What other potential changes are in the pipeline for VAT and financial services?
Aside from the Brexit driven changes discussed above, there are a number of other developments as follows:
EU Review of VAT treatment of finance and insurance
The European Commission is currently conducting a far-reaching review of the VAT treatment of financial and insurance services. A public consultation was launched in October 2020 and has now closed. Options available include the removal of exemption from some or all finance and insurance transactions, to modify its scope through taxing only some types of services, e.g. fee-based as opposed to interest-based, to a more modest modernisation of the existing rules to remove market distortions and improve legal certainty. The Commission envisage putting forward a proposal for a new Directive by the end of 2021.
VAT treatment of fund management fees
In the 2020 Spring Statement, the Chancellor announced a review of the VAT treatment of fund management fees, and other aspects of the UK’s funds regime. The stated intention is to make the UK a more attractive location for the establishment of funds and asset holding vehicles. At the same time, a working group was set up to look at the VAT treatment of financial services generally. The review of fund management fees is not expected to commence until later in 2021.
Treasury call for evidence on VAT Grouping and Establishment
In August 2020, the Treasury issued a Call for Evidence on UK VAT group registration and the ‘establishment’ rules. It examines potential changes to the operation of VAT grouping in distinct areas, including application to branches, eligibility criteria, implementation of the Skandia judgment, compulsory VAT grouping and VAT grouping limited partnerships and Scottish partnerships. The changes as a result of the Call for Evidence could have one of the biggest VAT impacts on the UK financial sector where VAT grouping is common, in terms of ability to structure to minimise irrecoverable VAT.
Changes for private equity funds

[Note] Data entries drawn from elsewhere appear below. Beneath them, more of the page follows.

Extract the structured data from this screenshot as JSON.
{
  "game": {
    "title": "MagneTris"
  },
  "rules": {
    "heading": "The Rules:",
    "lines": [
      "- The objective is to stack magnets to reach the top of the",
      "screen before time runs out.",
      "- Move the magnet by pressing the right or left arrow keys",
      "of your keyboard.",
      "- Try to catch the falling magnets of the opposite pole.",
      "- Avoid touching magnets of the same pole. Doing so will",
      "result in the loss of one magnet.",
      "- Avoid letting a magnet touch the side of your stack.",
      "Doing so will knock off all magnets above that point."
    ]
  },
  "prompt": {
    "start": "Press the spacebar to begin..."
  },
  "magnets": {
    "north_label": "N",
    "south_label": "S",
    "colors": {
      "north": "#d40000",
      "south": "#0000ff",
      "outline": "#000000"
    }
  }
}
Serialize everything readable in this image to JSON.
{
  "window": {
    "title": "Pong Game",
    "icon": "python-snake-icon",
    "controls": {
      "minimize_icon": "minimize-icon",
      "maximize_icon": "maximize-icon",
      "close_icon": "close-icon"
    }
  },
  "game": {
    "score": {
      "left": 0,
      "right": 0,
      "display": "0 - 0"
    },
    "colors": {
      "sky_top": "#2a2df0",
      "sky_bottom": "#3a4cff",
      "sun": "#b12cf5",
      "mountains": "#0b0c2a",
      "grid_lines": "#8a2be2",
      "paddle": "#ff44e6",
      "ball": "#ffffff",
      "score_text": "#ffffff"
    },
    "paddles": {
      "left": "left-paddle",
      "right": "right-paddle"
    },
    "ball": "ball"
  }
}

This consultation is very relevant to private equity fund structures, which currently rely on an HMRC concession which allows limited partnerships to be VAT grouped in cases where the sole general partner of the limited partnership is a body corporate (and has a legal personality), and its role is to manage the limited partnership as a whole. This allows management fees to be outside the scope of VAT within the VAT group, reducing irrecoverable VAT. A similar concession allows corporate sole general partners of Scottish limited partnerships to join a VAT group. Given the importance of that concession to many private fund structures, any changes are likely to be significant to the industry.